Texas Book Festival Inspires Generations of Future Readers


Photo courtesy of The Texas Book Festival

Xander Christou, Staff Writer

The last weekend of October, I’m always busy for the entire weekend. Every year, the Capitol grounds and Congress close for a weekend and are prepped for the biggest celebration of literature in the entire state; hundreds of authors fly in for panels and thousands of readers congregate under white tents full of books. After 23 years, the Texas Book Festival has become an important celebration of the printed word and connected readers to authors big and small.


This year, I started my day at Cecile Richards’ session, the kick-off event for the festival, where she talked about her activism and continuing her mother Ann Richards’s legacy. Richards’s years as the president of Planned Parenthood and fights for equality have made her an icon for many, and as she concluded her session she received a standing ovation from the crowd.


Next, I walked a good way to the YA (Young Adult) HQ tent. There, I sat and watched the “Tough Times at Ridgemont High” panel, with the amazing Brendan Kiely and Guadalupe Garcia McCall among others. This panel was one of the best I’ve ever been to; they discussed societal problems that we face, which inspired their books, including persecution, toxic masculinity, and drug addiction. While the topics are heavy, they handled them with care and inspired the audience to create change.

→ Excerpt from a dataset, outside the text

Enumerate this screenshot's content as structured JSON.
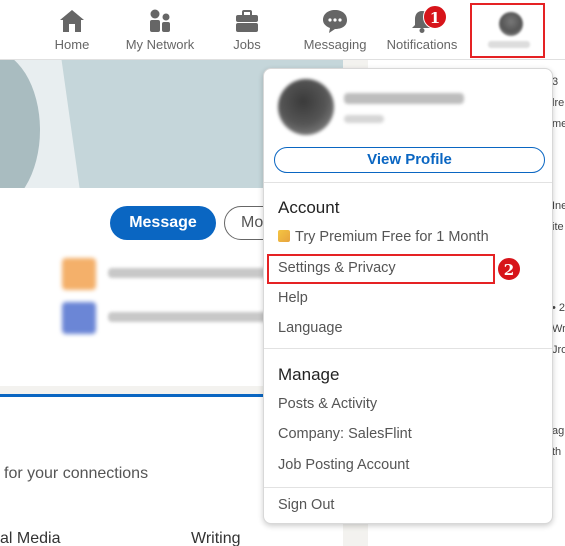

Returning back to my starting spot, I came just in time to listen to Jacqueline Woodson’s conversation. She spoke about the need for representation in literature and how specifically in schools, kids should be given modern, diverse literature to pair with classics they read to hear from other points of view. As the National Ambassador for Children’s Literature and a prolific, impactful author, Woodson continues to tell ground-breaking and timely stories, like the National Book Award-winning Brown Girl Dreaming.


Hustling to the next session, I entered the Kirkus Reviews tent where Mary Pope Osborne and Natalie Pope Boyce, the authors of the Magic Tree House series and the Fact Tracker companions, had already drawn a crowd. I claimed a spot towards the front side of the tent, and when Mary Pope Osborne stepped in front of me, I couldn’t help but stand still in shock. She was one of my childhood heroes, and those books had a huge impact on me growing up. They talked about their newest installment, about the Galveston Hurricane in 1912, and got me excited for their upcoming book about narwhals set in Greenland. I took pictures with them and got my books stamped. The last event of the day was a YA Trivia panel that I helped run with the Teen Library Council from the Central Library. It was a great event for teens who love to read.


The next morning I attended V.E. Schwab and John Scalzi’s science fiction panel, which was helpful with writing tips. Schwab insisted that if you aren’t passionate about what you are writing, there’s no point in writing it. The final event of the Texas Book Festival was at the Long Center; Pete Souza, Obama’s head photographer, talked about his new book Shade, which contrasts Obama and Trump’s presidencies. His presentation was powerful and had many people reminiscing and emotional. When his session wrapped up to massive applause, I packed up my bags for the weekend and headed home.


The weekend was exhausting; running around with bags of books is an acquired skill, but definitely well worth it. This year’s festival was a fantastic celebration of books that ran smoothly and had a great selection of authors and panels for everyone. This festival truly reflects that “everything is bigger in Texas”. From the huge turnout to the magnitude of the festival, the Texas Book Festival shows that Austin still cares about literature, which gives me hope for children in the future.